The team operating NASA's Mars Odyssey orbiter is returning the healthy spacecraft to usual activities this week after a precautionary status of reduced activity that the orbiter entered on Sept. 14.
Odyssey properly put itself into the standby "safe mode" in response to a root cause that engineers have diagnosed as the same cause as for two previous safe mode entries, in 2005 and 2006. When the onboard flight computer could not get a routine response from the system that monitors the spacecraft's orientation, a fault protection feature in the software told the flight computer to reboot and put the spacecraft into the standby status. In reality, the attitude-control task was operating just fine, but a messaging interface system got stuck, leaving the flight computer to assume the task was no longer running.
While in safe mode, Odyssey stayed in communication, with its main antenna pointed toward Earth and its solar panels facing the sun.
The ground team is returning the spacecraft to full service step by step. The spacecraft is expected to point its instruments and UHF relay antenna toward Mars today (Tuesday), to resume relaying communications from the Mars rovers on Wednesday, and to resume using its own science instruments on Thursday. The rovers are communicating directly with Earth while Odyssey is unavailable for relay.
"The spacecraft reacted exactly as it was designed to for this condition," said Odyssey Mission Manager Robert Mase of NASA's Jet Propulsion Laboratory, Pasadena, Calif. "The onboard autonomy ensures that the spacecraft keeps itself in a safe state and allows time for the ground teams to respond with the established contingency procedures that were designed for these circumstances."
JPL, a division of the California Institute of Technology, manages the Mars Odyssey project for the NASA Science Mission Directorate.

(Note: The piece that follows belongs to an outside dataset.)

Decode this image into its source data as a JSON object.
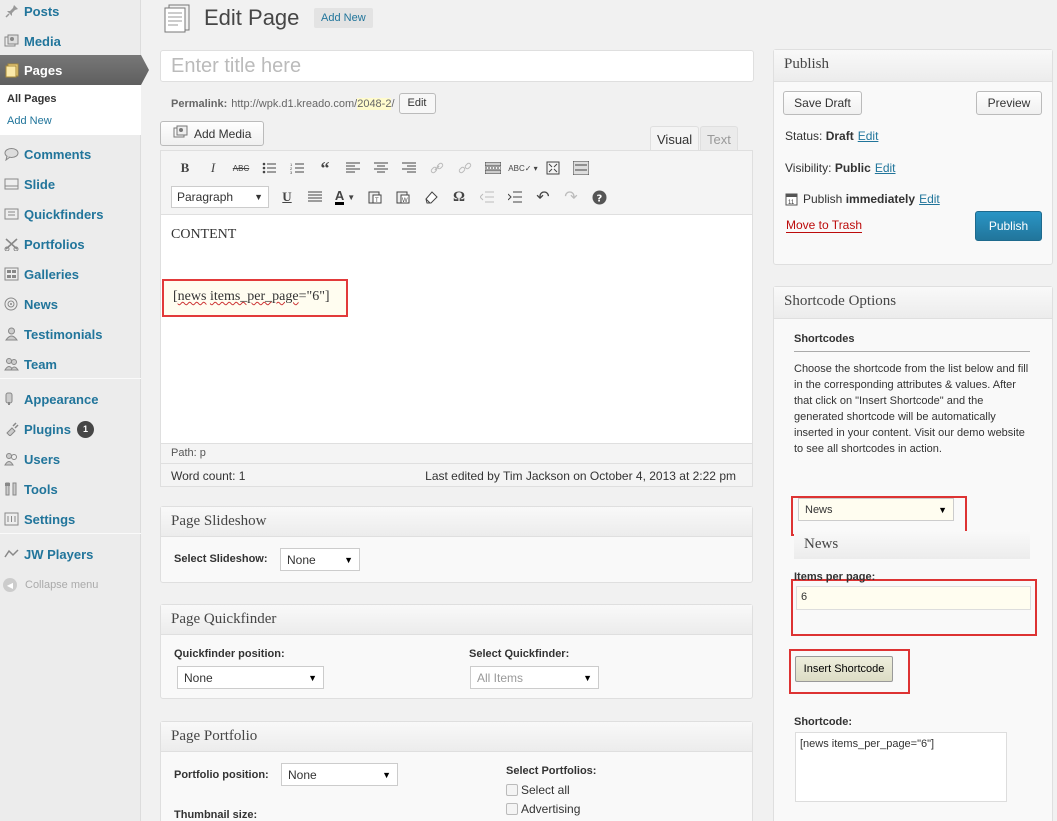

The orbiter reached Mars in 2001 and is partway through its second mission extension.
Media contact: Guy Webster 818-354-6278
Jet Propulsion Laboratory, Pasadena, Calif.